----- Record excerpts

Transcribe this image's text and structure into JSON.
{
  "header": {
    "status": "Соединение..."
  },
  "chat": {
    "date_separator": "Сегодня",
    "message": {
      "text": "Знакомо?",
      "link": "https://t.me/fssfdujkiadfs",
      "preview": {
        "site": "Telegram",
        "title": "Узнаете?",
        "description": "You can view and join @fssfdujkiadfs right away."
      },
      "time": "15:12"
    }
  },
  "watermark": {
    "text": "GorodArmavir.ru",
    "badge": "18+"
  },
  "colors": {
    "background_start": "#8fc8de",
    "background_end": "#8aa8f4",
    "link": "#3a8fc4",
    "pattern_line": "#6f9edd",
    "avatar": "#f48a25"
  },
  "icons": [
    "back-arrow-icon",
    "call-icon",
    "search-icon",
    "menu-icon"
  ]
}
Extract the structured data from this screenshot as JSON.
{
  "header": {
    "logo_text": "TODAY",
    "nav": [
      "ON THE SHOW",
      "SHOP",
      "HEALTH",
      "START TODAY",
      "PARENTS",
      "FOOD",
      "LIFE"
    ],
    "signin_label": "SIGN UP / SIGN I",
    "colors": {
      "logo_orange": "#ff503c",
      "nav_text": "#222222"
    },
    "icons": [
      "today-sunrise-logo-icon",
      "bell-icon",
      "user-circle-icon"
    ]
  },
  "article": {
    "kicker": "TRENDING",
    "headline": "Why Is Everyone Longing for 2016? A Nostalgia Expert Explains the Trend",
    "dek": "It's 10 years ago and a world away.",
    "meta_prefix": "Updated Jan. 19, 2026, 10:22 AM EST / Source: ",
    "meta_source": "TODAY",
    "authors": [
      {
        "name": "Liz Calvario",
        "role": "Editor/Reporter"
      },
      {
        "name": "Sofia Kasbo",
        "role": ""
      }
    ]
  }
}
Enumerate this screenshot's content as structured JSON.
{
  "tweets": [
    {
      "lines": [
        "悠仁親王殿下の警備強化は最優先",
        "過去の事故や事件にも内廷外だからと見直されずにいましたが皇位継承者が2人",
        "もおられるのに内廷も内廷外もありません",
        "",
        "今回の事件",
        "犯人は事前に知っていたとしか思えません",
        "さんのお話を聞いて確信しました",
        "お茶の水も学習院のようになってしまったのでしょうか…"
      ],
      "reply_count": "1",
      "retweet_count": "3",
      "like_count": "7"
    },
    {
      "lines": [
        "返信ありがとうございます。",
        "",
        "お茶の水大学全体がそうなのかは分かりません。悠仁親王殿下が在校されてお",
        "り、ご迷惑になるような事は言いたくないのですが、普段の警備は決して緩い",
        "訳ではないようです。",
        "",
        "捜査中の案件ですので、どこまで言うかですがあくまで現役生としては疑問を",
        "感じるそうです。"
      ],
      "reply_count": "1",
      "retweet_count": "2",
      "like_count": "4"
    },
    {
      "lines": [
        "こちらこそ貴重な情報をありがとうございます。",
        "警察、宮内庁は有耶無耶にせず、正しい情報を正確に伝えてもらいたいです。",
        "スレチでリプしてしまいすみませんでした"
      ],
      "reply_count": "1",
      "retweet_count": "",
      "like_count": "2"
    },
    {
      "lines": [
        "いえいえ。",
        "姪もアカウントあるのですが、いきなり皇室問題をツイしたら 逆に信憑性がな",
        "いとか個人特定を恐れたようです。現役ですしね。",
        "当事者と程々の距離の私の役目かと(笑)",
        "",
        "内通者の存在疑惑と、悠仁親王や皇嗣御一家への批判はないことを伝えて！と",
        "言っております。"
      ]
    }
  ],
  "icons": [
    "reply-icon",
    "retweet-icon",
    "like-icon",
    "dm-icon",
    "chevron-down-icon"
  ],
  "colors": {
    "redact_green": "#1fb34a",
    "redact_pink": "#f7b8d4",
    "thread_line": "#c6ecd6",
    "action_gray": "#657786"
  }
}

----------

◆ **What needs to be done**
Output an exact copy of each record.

◆ **Problem solution**
Transcribe this image's text and structure into JSON.
{
  "header": {
    "status": "Соединение..."
  },
  "chat": {
    "date_separator": "Сегодня",
    "message": {
      "text": "Знакомо?",
      "link": "https://t.me/fssfdujkiadfs",
      "preview": {
        "site": "Telegram",
        "title": "Узнаете?",
        "description": "You can view and join @fssfdujkiadfs right away."
      },
      "time": "15:12"
    }
  },
  "watermark": {
    "text": "GorodArmavir.ru",
    "badge": "18+"
  },
  "colors": {
    "background_start": "#8fc8de",
    "background_end": "#8aa8f4",
    "link": "#3a8fc4",
    "pattern_line": "#6f9edd",
    "avatar": "#f48a25"
  },
  "icons": [
    "back-arrow-icon",
    "call-icon",
    "search-icon",
    "menu-icon"
  ]
}
Extract the structured data from this screenshot as JSON.
{
  "header": {
    "logo_text": "TODAY",
    "nav": [
      "ON THE SHOW",
      "SHOP",
      "HEALTH",
      "START TODAY",
      "PARENTS",
      "FOOD",
      "LIFE"
    ],
    "signin_label": "SIGN UP / SIGN I",
    "colors": {
      "logo_orange": "#ff503c",
      "nav_text": "#222222"
    },
    "icons": [
      "today-sunrise-logo-icon",
      "bell-icon",
      "user-circle-icon"
    ]
  },
  "article": {
    "kicker": "TRENDING",
    "headline": "Why Is Everyone Longing for 2016? A Nostalgia Expert Explains the Trend",
    "dek": "It's 10 years ago and a world away.",
    "meta_prefix": "Updated Jan. 19, 2026, 10:22 AM EST / Source: ",
    "meta_source": "TODAY",
    "authors": [
      {
        "name": "Liz Calvario",
        "role": "Editor/Reporter"
      },
      {
        "name": "Sofia Kasbo",
        "role": ""
      }
    ]
  }
}
Enumerate this screenshot's content as structured JSON.
{
  "tweets": [
    {
      "lines": [
        "悠仁親王殿下の警備強化は最優先",
        "過去の事故や事件にも内廷外だからと見直されずにいましたが皇位継承者が2人",
        "もおられるのに内廷も内廷外もありません",
        "",
        "今回の事件",
        "犯人は事前に知っていたとしか思えません",
        "さんのお話を聞いて確信しました",
        "お茶の水も学習院のようになってしまったのでしょうか…"
      ],
      "reply_count": "1",
      "retweet_count": "3",
      "like_count": "7"
    },
    {
      "lines": [
        "返信ありがとうございます。",
        "",
        "お茶の水大学全体がそうなのかは分かりません。悠仁親王殿下が在校されてお",
        "り、ご迷惑になるような事は言いたくないのですが、普段の警備は決して緩い",
        "訳ではないようです。",
        "",
        "捜査中の案件ですので、どこまで言うかですがあくまで現役生としては疑問を",
        "感じるそうです。"
      ],
      "reply_count": "1",
      "retweet_count": "2",
      "like_count": "4"
    },
    {
      "lines": [
        "こちらこそ貴重な情報をありがとうございます。",
        "警察、宮内庁は有耶無耶にせず、正しい情報を正確に伝えてもらいたいです。",
        "スレチでリプしてしまいすみませんでした"
      ],
      "reply_count": "1",
      "retweet_count": "",
      "like_count": "2"
    },
    {
      "lines": [
        "いえいえ。",
        "姪もアカウントあるのですが、いきなり皇室問題をツイしたら 逆に信憑性がな",
        "いとか個人特定を恐れたようです。現役ですしね。",
        "当事者と程々の距離の私の役目かと(笑)",
        "",
        "内通者の存在疑惑と、悠仁親王や皇嗣御一家への批判はないことを伝えて！と",
        "言っております。"
      ]
    }
  ],
  "icons": [
    "reply-icon",
    "retweet-icon",
    "like-icon",
    "dm-icon",
    "chevron-down-icon"
  ],
  "colors": {
    "redact_green": "#1fb34a",
    "redact_pink": "#f7b8d4",
    "thread_line": "#c6ecd6",
    "action_gray": "#657786"
  }
}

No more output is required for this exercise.